Twin car bombings a couple weeks ago that targeted a military-intelligence branch in a Damascus neighborhood, and which reportedly killed more than 50 and wounded hundreds, do bear the hallmark of Al Qaeda. UN Secretary General Ban Ki-Moon told youth conference attendees in New York, “I believe that there must be Al Qaeda behind it. This has created again very serious problems.”
The Al-Nusra Front, a jihadist militant group that has claimed responsibility for the bombings in Damascus, is extremely shadowy and prime for speculation – as are many details surrounding the violence in Syria. Al Qaeda-inspired or not, Al-Nusra should not be invested with any particular significance: There are dozens of opposition groups now operating independently in Syria.
While most eschew Al Qaeda’s tactics and ideology and are either religious-nationalists or secular-minded activists, more and more protesters have taken up arms to defend their communities. The Free Syrian Army is only one among many armed units operating independently from one another.
And increasing evidence points toward the arrival in the country of jihadist fighters from Iraq, Lebanon, Libya, and elsewhere. There is consensus among American and Western intelligence services that Al Qaeda fighters have reached Syria and have joined the fray.
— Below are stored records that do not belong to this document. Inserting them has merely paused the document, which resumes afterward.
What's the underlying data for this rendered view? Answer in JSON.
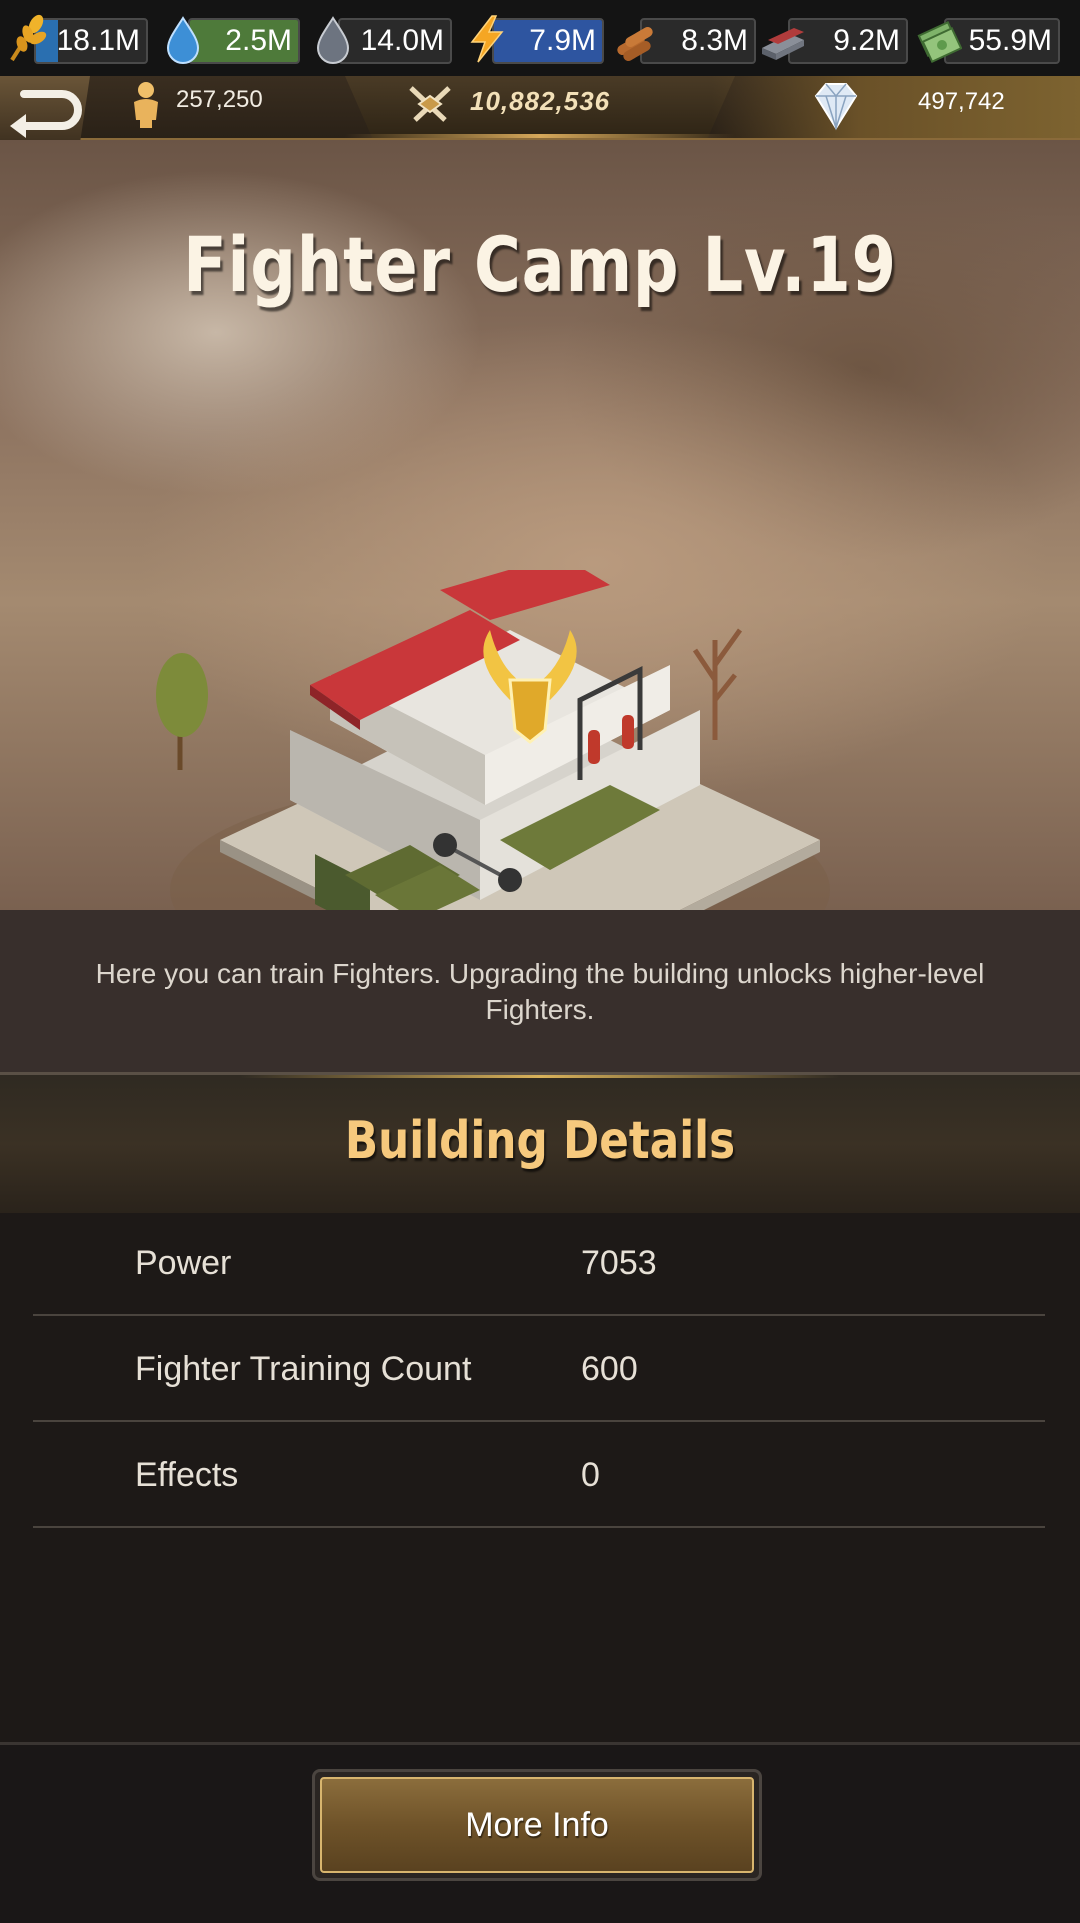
{
  "resources": [
    {
      "name": "food",
      "value": "18.1M",
      "fill": 0.2,
      "fill_color": "#2a6fb0",
      "icon": "wheat-icon"
    },
    {
      "name": "water",
      "value": "2.5M",
      "fill": 1.0,
      "fill_color": "#4e7a3a",
      "icon": "water-drop-icon"
    },
    {
      "name": "oil",
      "value": "14.0M",
      "fill": 0,
      "fill_color": "#2a6fb0",
      "icon": "oil-drop-icon"
    },
    {
      "name": "electricity",
      "value": "7.9M",
      "fill": 1.0,
      "fill_color": "#2e55a0",
      "icon": "lightning-icon"
    },
    {
      "name": "wood",
      "value": "8.3M",
      "fill": 0,
      "fill_color": "#2a6fb0",
      "icon": "logs-icon"
    },
    {
      "name": "steel",
      "value": "9.2M",
      "fill": 0,
      "fill_color": "#2a6fb0",
      "icon": "steel-bars-icon"
    },
    {
      "name": "cash",
      "value": "55.9M",
      "fill": 0,
      "fill_color": "#2a6fb0",
      "icon": "cash-stack-icon"
    }
  ],
  "header": {
    "population": "257,250",
    "power": "10,882,536",
    "gems": "497,742"
  },
  "building": {
    "title": "Fighter Camp Lv.19",
    "description": "Here you can train Fighters. Upgrading the building unlocks higher-level Fighters."
  },
  "details": {
    "heading": "Building Details",
    "rows": [
      {
        "label": "Power",
        "value": "7053"
      },
      {
        "label": "Fighter Training Count",
        "value": "600"
      },
      {
        "label": "Effects",
        "value": "0"
      }
    ]
  },
  "footer": {
    "button_label": "More Info"
  }
}
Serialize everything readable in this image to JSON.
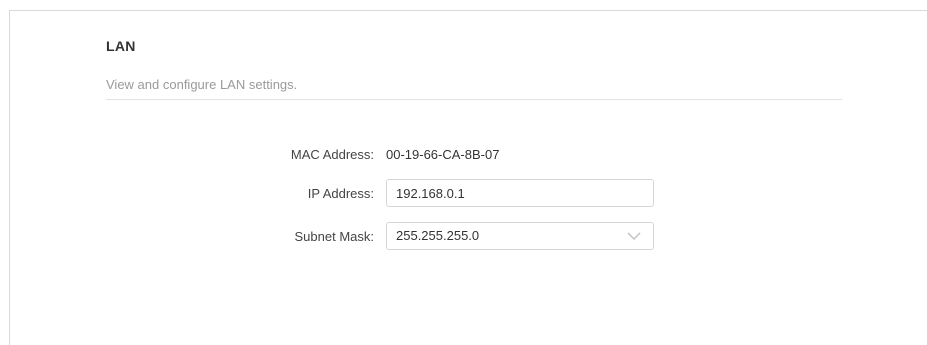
{
  "section": {
    "title": "LAN",
    "description": "View and configure LAN settings."
  },
  "fields": {
    "mac": {
      "label": "MAC Address:",
      "value": "00-19-66-CA-8B-07"
    },
    "ip": {
      "label": "IP Address:",
      "value": "192.168.0.1"
    },
    "subnet": {
      "label": "Subnet Mask:",
      "value": "255.255.255.0",
      "icon": "chevron-down-icon"
    }
  },
  "colors": {
    "title": "#333333",
    "description": "#9a9a9a",
    "border": "#d6d6d6",
    "chevron": "#c8c8c8"
  }
}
So far, there have been 11 car bombings in Syria, some of which were coordinated attacks that killed hundreds of civilians and security personnel. Although it is difficult to ascertain the identity of the perpetrators, Al Qaeda’s alleged involvement is not surprising. The raging war in Syria has taken a sectarian Sunni-Shiite bent, which allows Al Qaeda, a Sunni-based movement, to exploit and position itself as a defender of the Sunni community. Most media accounts that assert either the existence of absence of AL Qaeda in Syria are speculative and, on balance, tend to be ideologically driven.